* EXERCISE DIRECTIONS *
Within the listing, how many lines hold the word "ASAGesT"? Give the number by itself.

* EXERCISE INPUT *

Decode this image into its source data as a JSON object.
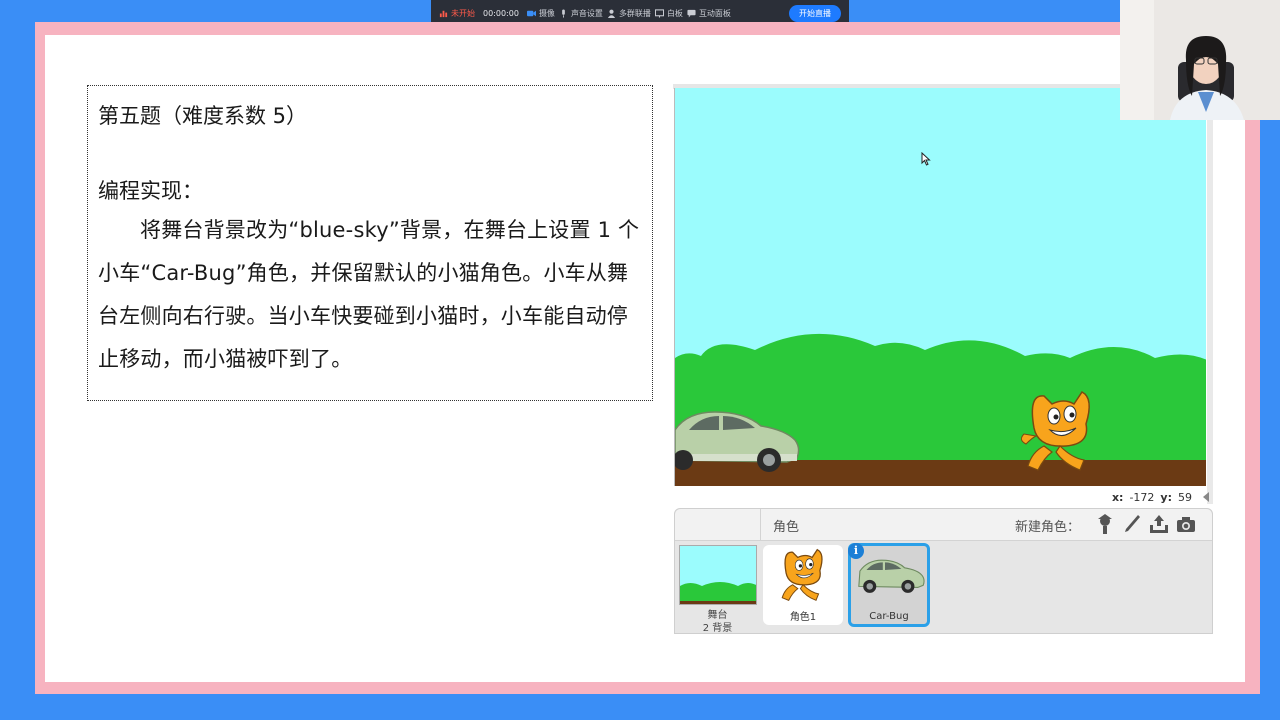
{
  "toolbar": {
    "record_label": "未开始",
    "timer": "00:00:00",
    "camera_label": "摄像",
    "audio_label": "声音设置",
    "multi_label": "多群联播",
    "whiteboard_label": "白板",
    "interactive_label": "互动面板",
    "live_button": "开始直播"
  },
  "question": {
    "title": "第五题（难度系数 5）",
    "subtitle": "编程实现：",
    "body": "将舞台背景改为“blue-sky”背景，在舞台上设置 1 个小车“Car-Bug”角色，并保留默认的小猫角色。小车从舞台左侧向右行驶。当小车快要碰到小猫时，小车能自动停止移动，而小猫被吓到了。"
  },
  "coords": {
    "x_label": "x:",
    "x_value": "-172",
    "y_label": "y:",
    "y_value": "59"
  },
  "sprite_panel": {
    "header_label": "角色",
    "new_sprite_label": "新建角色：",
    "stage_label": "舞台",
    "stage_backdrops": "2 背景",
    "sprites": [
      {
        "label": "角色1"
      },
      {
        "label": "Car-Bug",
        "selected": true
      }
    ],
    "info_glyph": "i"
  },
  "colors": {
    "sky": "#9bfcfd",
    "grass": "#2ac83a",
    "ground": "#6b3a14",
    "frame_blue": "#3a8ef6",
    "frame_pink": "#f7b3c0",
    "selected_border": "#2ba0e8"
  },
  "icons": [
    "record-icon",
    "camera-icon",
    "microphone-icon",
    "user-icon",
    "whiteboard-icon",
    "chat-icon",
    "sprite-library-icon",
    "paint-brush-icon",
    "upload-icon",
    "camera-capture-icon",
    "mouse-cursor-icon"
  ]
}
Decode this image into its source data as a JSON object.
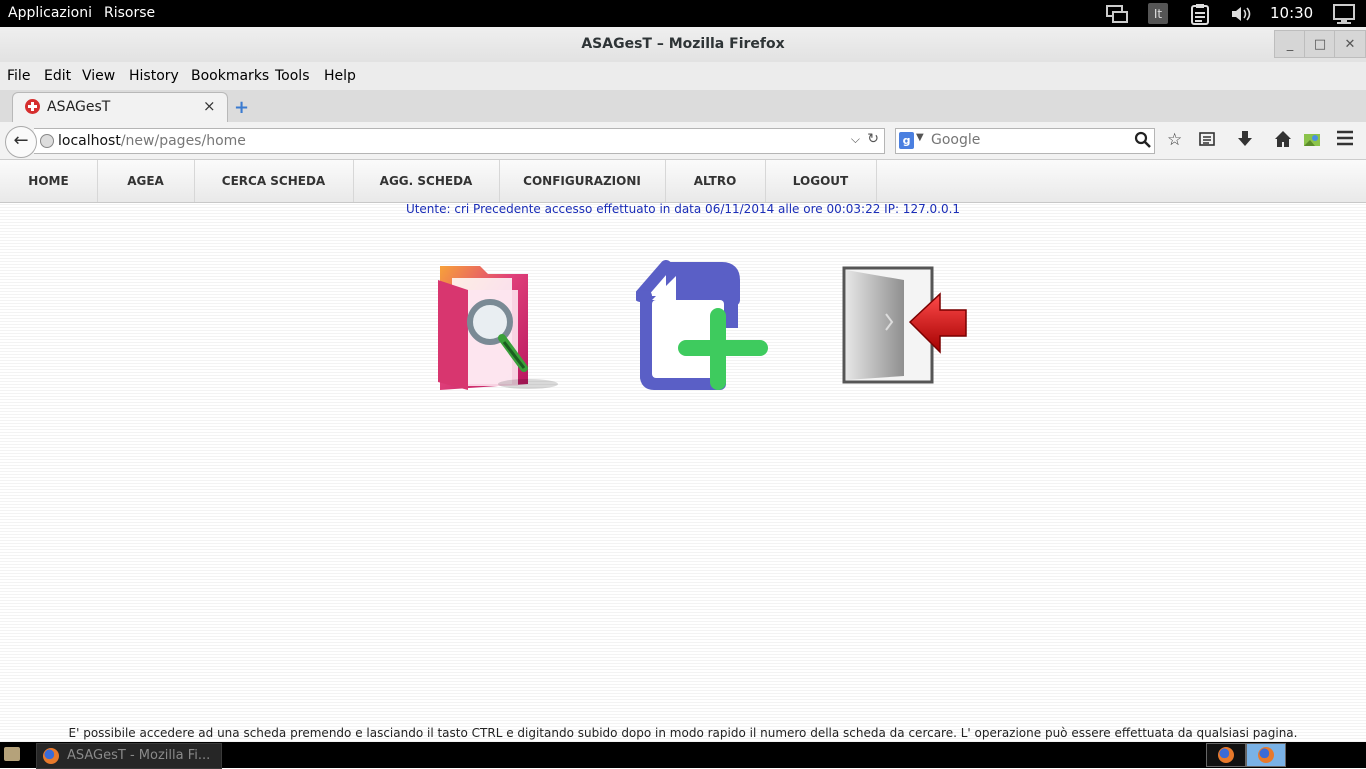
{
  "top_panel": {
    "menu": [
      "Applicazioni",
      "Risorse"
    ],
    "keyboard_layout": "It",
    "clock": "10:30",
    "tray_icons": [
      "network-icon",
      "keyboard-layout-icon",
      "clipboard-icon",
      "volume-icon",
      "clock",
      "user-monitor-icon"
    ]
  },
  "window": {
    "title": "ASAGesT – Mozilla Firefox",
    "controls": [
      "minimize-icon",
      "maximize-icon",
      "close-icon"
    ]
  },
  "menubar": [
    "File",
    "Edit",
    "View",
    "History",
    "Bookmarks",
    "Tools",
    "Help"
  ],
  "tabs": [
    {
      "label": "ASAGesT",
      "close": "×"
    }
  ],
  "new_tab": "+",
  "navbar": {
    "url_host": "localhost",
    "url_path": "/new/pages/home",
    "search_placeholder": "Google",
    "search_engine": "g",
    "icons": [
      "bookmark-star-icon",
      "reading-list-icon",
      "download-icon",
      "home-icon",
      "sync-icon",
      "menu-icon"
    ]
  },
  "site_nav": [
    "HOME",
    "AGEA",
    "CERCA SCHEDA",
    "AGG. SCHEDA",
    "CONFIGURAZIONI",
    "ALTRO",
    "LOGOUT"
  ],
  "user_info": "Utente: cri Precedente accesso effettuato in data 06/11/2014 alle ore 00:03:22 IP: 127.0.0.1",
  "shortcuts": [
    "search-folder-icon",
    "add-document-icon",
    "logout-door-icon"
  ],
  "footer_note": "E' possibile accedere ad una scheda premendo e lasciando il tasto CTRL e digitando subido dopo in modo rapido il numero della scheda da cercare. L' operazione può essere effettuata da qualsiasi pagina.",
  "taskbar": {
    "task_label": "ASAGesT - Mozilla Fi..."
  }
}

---

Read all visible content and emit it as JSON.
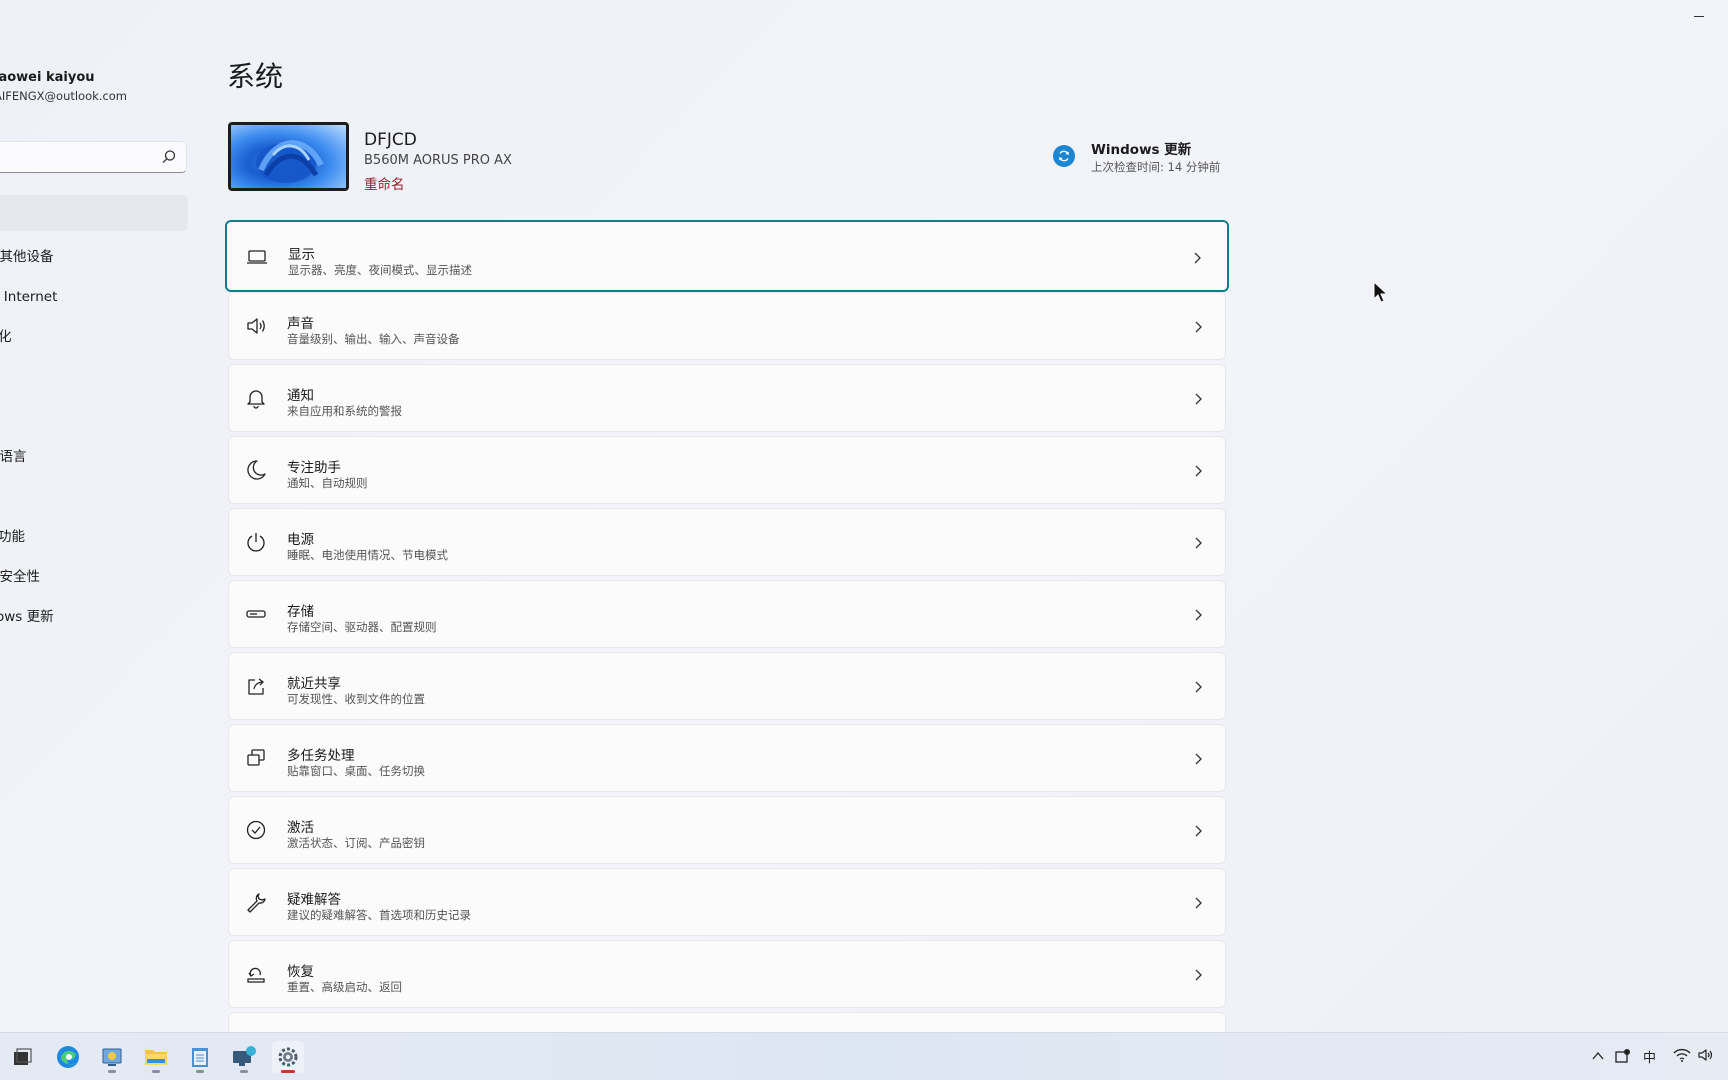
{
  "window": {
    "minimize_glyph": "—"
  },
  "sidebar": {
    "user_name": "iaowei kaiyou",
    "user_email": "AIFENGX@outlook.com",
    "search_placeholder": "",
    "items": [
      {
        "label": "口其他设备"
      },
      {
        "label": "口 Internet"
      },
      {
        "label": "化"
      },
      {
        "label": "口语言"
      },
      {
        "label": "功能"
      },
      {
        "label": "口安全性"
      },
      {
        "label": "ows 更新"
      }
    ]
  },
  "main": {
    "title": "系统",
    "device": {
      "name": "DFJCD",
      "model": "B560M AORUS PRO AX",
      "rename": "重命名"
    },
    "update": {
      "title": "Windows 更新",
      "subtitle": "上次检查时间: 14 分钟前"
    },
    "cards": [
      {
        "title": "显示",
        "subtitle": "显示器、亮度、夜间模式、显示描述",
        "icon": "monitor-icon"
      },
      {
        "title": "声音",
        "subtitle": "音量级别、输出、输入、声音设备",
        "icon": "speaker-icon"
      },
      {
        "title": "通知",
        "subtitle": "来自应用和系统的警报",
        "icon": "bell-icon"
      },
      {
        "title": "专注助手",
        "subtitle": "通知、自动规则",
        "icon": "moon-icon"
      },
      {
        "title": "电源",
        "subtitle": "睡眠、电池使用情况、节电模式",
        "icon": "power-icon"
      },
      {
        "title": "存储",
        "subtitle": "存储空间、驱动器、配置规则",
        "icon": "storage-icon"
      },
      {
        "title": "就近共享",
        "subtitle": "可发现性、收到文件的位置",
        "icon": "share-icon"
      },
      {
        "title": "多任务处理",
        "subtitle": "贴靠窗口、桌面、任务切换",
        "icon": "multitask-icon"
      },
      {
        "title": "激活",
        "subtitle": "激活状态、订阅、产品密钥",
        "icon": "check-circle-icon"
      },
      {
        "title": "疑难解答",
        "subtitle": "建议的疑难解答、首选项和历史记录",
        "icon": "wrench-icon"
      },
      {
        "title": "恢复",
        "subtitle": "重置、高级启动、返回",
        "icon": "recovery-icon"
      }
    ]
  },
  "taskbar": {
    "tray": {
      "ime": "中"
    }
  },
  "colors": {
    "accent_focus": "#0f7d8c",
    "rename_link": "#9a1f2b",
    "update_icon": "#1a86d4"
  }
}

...

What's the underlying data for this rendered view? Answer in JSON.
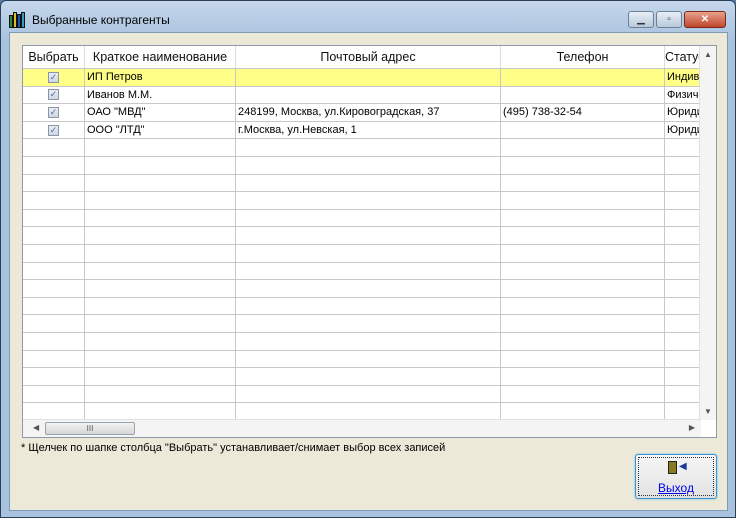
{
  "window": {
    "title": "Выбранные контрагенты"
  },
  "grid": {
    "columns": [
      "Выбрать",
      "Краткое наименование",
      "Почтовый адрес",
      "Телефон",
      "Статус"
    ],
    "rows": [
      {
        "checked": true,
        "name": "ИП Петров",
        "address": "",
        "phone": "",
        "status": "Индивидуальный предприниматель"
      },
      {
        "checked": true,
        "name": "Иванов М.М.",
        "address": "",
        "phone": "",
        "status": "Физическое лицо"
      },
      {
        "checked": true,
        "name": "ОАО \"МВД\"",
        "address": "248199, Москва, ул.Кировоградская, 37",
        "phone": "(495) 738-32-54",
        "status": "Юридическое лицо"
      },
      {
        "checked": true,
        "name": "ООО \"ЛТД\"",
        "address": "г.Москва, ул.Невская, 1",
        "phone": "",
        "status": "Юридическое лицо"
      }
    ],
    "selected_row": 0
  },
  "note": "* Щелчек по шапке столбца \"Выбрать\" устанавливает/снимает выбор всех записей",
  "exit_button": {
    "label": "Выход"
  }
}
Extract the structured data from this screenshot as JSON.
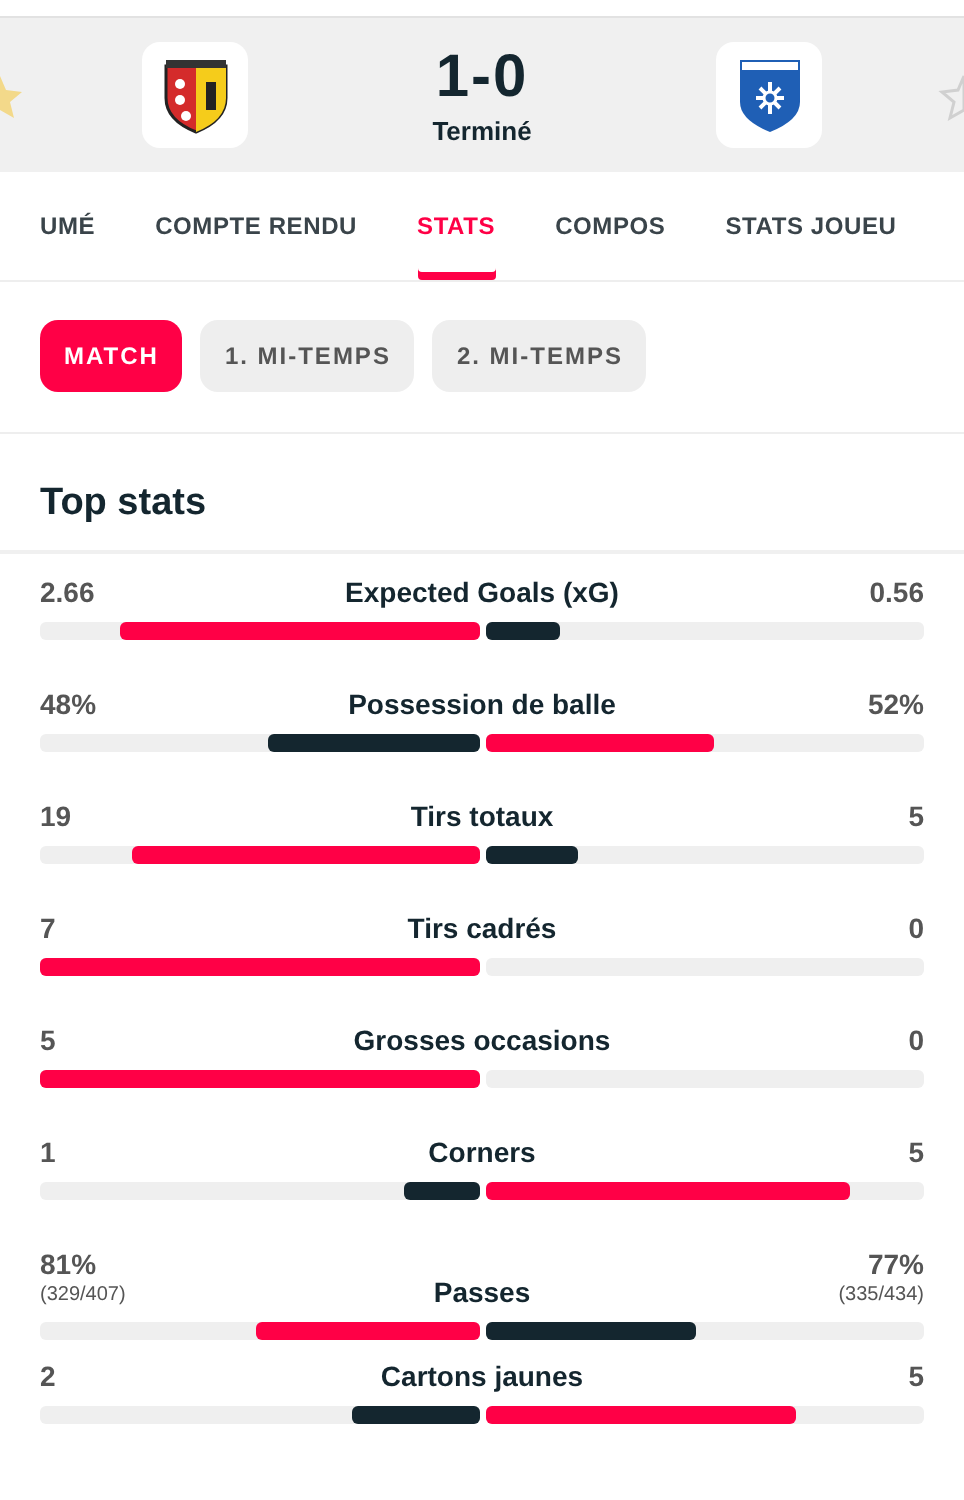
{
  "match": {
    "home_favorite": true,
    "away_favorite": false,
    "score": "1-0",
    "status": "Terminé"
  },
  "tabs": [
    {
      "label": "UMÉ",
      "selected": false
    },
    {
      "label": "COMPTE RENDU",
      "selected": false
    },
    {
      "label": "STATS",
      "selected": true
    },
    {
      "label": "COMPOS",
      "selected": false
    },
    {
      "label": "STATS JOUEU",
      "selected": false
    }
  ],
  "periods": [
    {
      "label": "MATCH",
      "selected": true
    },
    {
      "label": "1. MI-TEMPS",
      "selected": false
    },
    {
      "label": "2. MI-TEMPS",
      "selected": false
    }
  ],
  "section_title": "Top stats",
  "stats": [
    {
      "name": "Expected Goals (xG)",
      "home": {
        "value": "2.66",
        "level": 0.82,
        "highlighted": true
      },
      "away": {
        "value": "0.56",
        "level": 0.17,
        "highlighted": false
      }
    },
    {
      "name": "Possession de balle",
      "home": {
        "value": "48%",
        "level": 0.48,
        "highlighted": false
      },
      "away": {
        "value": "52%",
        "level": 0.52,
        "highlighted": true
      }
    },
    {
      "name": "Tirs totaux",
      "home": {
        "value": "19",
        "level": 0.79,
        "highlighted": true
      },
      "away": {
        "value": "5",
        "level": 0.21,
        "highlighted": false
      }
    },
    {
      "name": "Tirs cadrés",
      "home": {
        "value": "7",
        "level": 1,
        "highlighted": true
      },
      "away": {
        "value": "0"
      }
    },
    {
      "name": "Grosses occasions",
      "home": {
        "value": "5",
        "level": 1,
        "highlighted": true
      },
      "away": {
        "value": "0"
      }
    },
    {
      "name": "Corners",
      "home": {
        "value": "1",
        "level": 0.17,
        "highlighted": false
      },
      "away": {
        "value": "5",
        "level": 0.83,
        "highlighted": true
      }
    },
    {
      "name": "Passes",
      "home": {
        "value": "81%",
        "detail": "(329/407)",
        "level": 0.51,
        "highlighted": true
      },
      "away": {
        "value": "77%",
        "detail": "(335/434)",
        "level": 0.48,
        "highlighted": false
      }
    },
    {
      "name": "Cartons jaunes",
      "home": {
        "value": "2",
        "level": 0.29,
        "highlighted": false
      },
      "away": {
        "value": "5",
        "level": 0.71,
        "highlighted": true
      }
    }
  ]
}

* FINAL ANSWER *
3